### Exercise description:
Return all the data below as it stands, minus the pictures.

Content starts

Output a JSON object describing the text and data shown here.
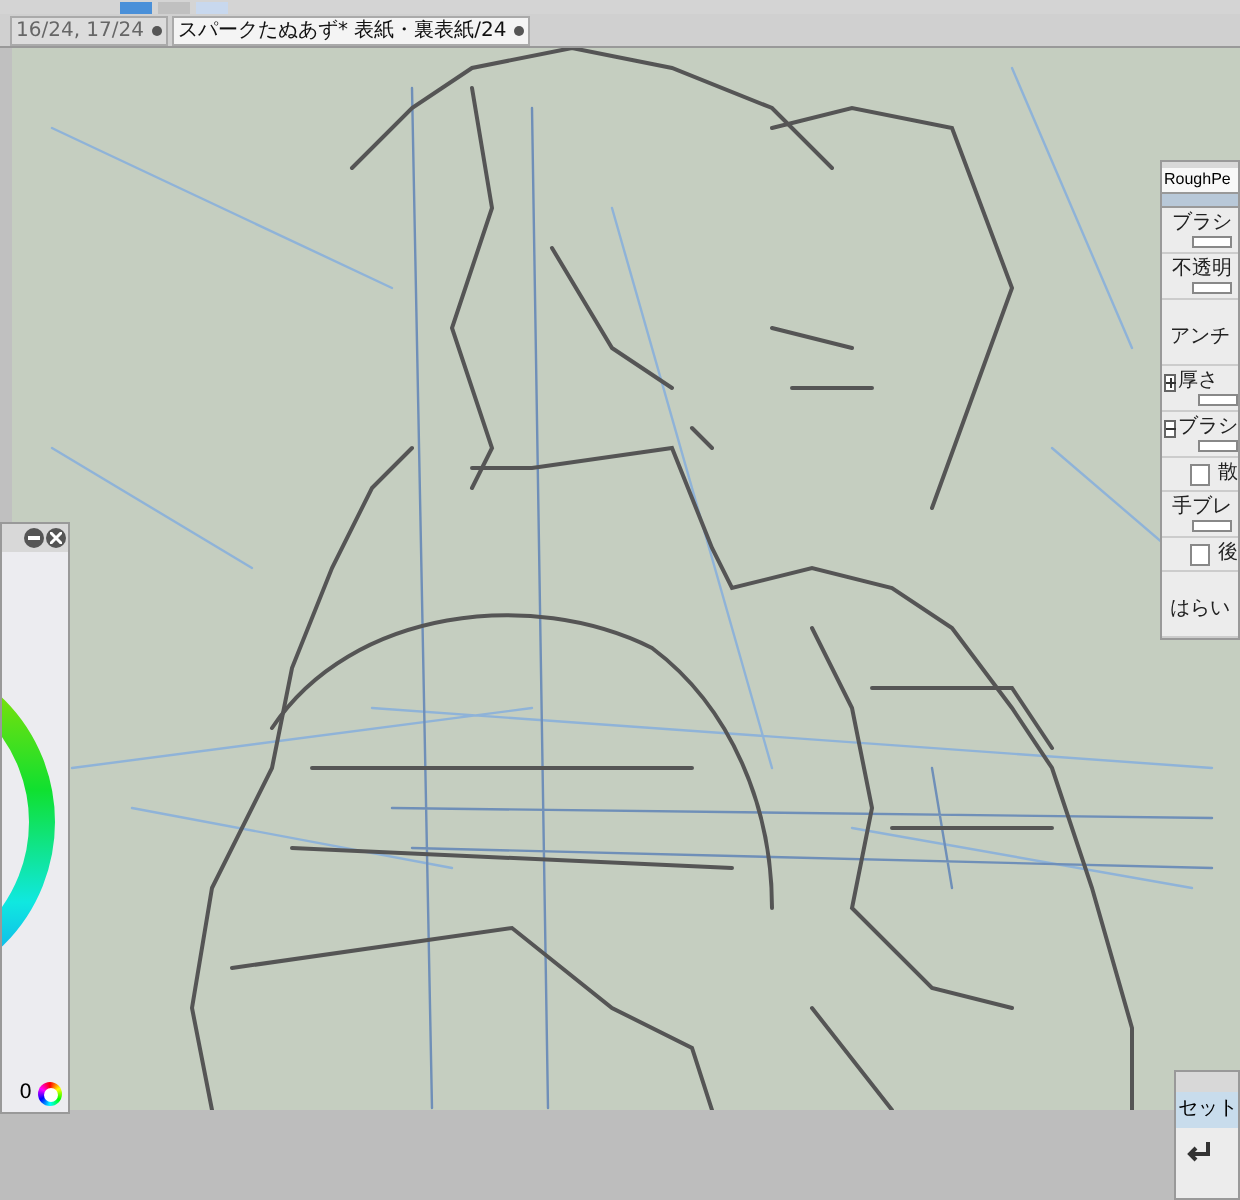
{
  "tabs": [
    {
      "label": "16/24, 17/24",
      "selected": false
    },
    {
      "label": "スパークたぬあず* 表紙・裏表紙/24",
      "selected": true
    }
  ],
  "brush_panel": {
    "tool_name": "RoughPe",
    "rows": [
      {
        "kind": "slider",
        "label": "ブラシ"
      },
      {
        "kind": "slider",
        "label": "不透明"
      },
      {
        "kind": "plain",
        "label": "アンチ"
      },
      {
        "kind": "expand",
        "label": "厚さ",
        "expanded": false
      },
      {
        "kind": "expand",
        "label": "ブラシ",
        "expanded": true
      },
      {
        "kind": "check",
        "label": "散",
        "checked": false
      },
      {
        "kind": "slider",
        "label": "手ブレ"
      },
      {
        "kind": "check",
        "label": "後",
        "checked": false
      },
      {
        "kind": "plain",
        "label": "はらい"
      }
    ]
  },
  "color_panel": {
    "value": "0"
  },
  "set_panel": {
    "tab": "セット"
  }
}
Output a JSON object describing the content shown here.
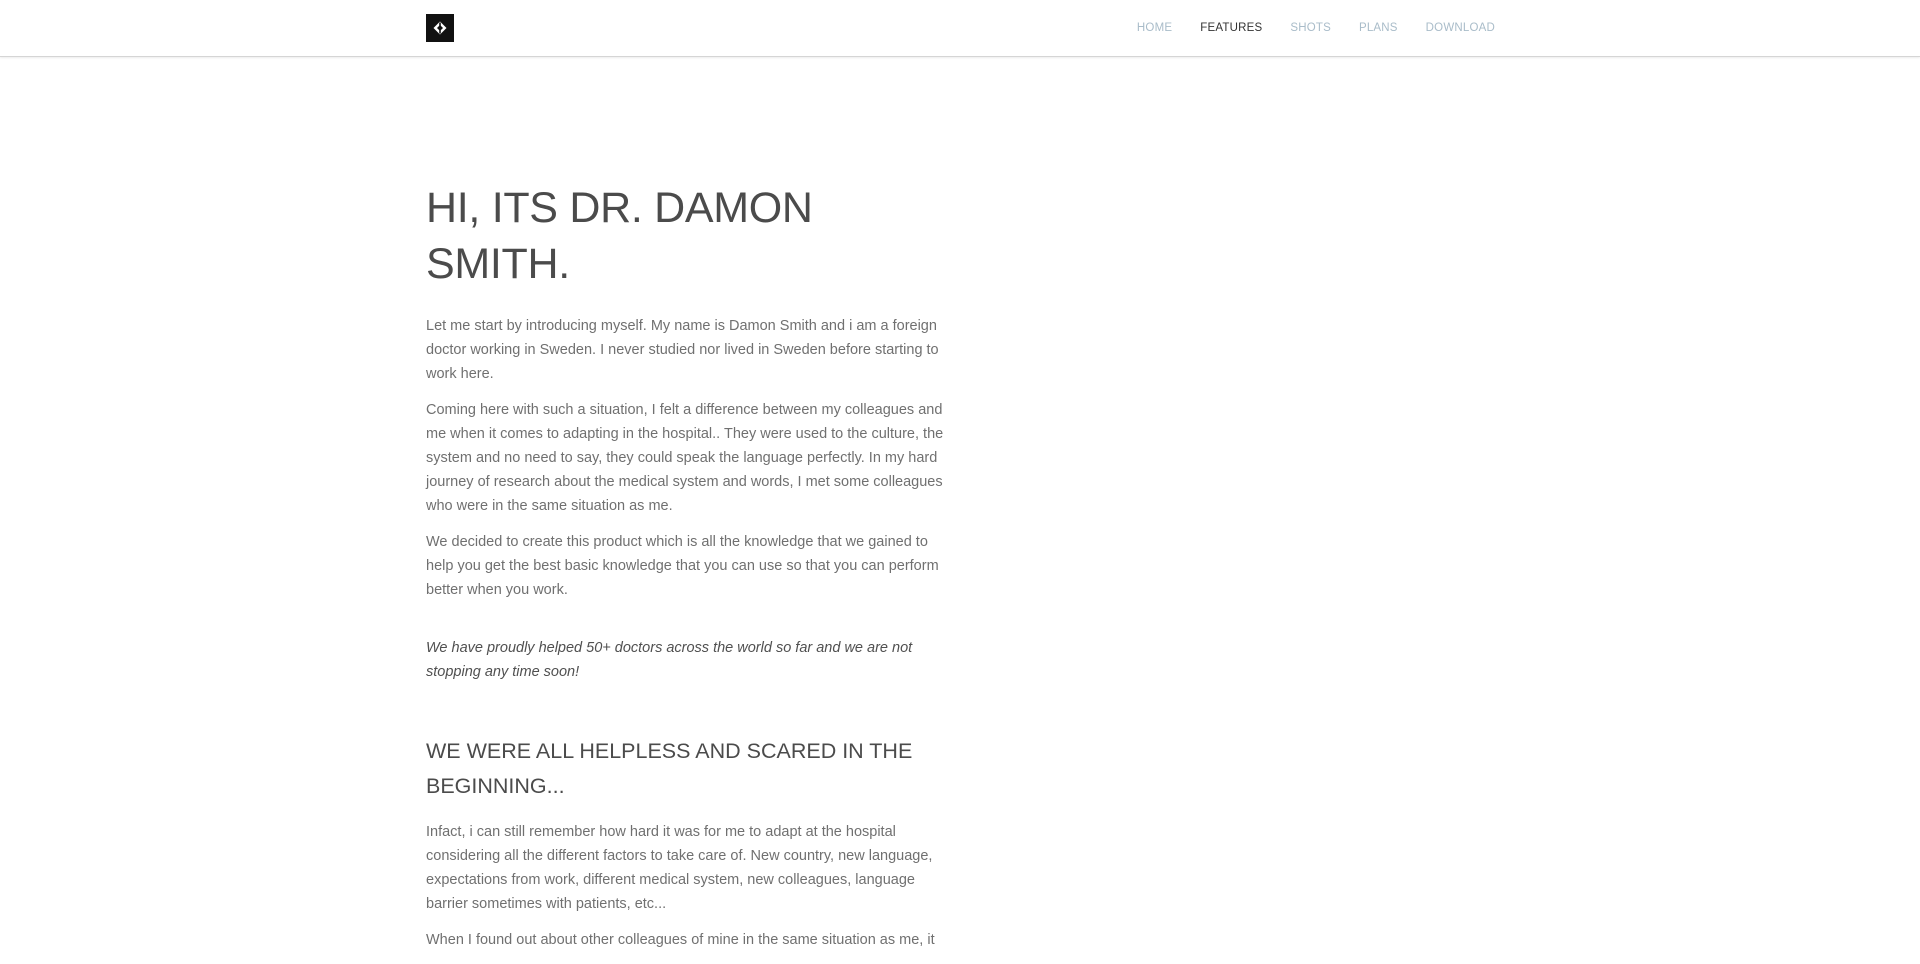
{
  "nav": {
    "logo_icon": "diamond-logo-icon",
    "items": [
      {
        "label": "HOME",
        "active": false
      },
      {
        "label": "FEATURES",
        "active": true
      },
      {
        "label": "SHOTS",
        "active": false
      },
      {
        "label": "PLANS",
        "active": false
      },
      {
        "label": "DOWNLOAD",
        "active": false
      }
    ]
  },
  "main": {
    "title": "HI, ITS DR. DAMON SMITH.",
    "paragraphs": [
      "Let me start by introducing myself. My name is Damon Smith and i am a foreign doctor working in Sweden. I never studied nor lived in Sweden before starting to work here.",
      "Coming here with such a situation, I felt a difference between my colleagues and me when it comes to adapting in the hospital.. They were used to the culture, the system and no need to say, they could speak the language perfectly. In my hard journey of research about the medical system and words, I met some colleagues who were in the same situation as me.",
      "We decided to create this product which is all the knowledge that we gained to help you get the best basic knowledge that you can use so that you can perform better when you work."
    ],
    "quote": "We have proudly helped 50+ doctors across the world so far and we are not stopping any time soon!",
    "subheading": "WE WERE ALL HELPLESS AND SCARED IN THE BEGINNING...",
    "paragraphs2": [
      "Infact, i can still remember how hard it was for me to adapt at the hospital considering all the different factors to take care of. New country, new language, expectations from work, different medical system, new colleagues, language barrier sometimes with patients, etc...",
      "When I found out about other colleagues of mine in the same situation as me, it"
    ]
  },
  "colors": {
    "nav_inactive": "#a9bcc9",
    "nav_active": "#333333",
    "heading": "#4b4b4b",
    "body_text": "#707070",
    "logo_bg": "#111111"
  }
}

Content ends

### Written solution:
Output a JSON object describing the text and data shown here.
{
  "tabs": [
    {
      "label": "16/24, 17/24",
      "selected": false
    },
    {
      "label": "スパークたぬあず* 表紙・裏表紙/24",
      "selected": true
    }
  ],
  "brush_panel": {
    "tool_name": "RoughPe",
    "rows": [
      {
        "kind": "slider",
        "label": "ブラシ"
      },
      {
        "kind": "slider",
        "label": "不透明"
      },
      {
        "kind": "plain",
        "label": "アンチ"
      },
      {
        "kind": "expand",
        "label": "厚さ",
        "expanded": false
      },
      {
        "kind": "expand",
        "label": "ブラシ",
        "expanded": true
      },
      {
        "kind": "check",
        "label": "散",
        "checked": false
      },
      {
        "kind": "slider",
        "label": "手ブレ"
      },
      {
        "kind": "check",
        "label": "後",
        "checked": false
      },
      {
        "kind": "plain",
        "label": "はらい"
      }
    ]
  },
  "color_panel": {
    "value": "0"
  },
  "set_panel": {
    "tab": "セット"
  }
}
Output a JSON object describing the content shown here.
{
  "nav": {
    "logo_icon": "diamond-logo-icon",
    "items": [
      {
        "label": "HOME",
        "active": false
      },
      {
        "label": "FEATURES",
        "active": true
      },
      {
        "label": "SHOTS",
        "active": false
      },
      {
        "label": "PLANS",
        "active": false
      },
      {
        "label": "DOWNLOAD",
        "active": false
      }
    ]
  },
  "main": {
    "title": "HI, ITS DR. DAMON SMITH.",
    "paragraphs": [
      "Let me start by introducing myself. My name is Damon Smith and i am a foreign doctor working in Sweden. I never studied nor lived in Sweden before starting to work here.",
      "Coming here with such a situation, I felt a difference between my colleagues and me when it comes to adapting in the hospital.. They were used to the culture, the system and no need to say, they could speak the language perfectly. In my hard journey of research about the medical system and words, I met some colleagues who were in the same situation as me.",
      "We decided to create this product which is all the knowledge that we gained to help you get the best basic knowledge that you can use so that you can perform better when you work."
    ],
    "quote": "We have proudly helped 50+ doctors across the world so far and we are not stopping any time soon!",
    "subheading": "WE WERE ALL HELPLESS AND SCARED IN THE BEGINNING...",
    "paragraphs2": [
      "Infact, i can still remember how hard it was for me to adapt at the hospital considering all the different factors to take care of. New country, new language, expectations from work, different medical system, new colleagues, language barrier sometimes with patients, etc...",
      "When I found out about other colleagues of mine in the same situation as me, it"
    ]
  },
  "colors": {
    "nav_inactive": "#a9bcc9",
    "nav_active": "#333333",
    "heading": "#4b4b4b",
    "body_text": "#707070",
    "logo_bg": "#111111"
  }
}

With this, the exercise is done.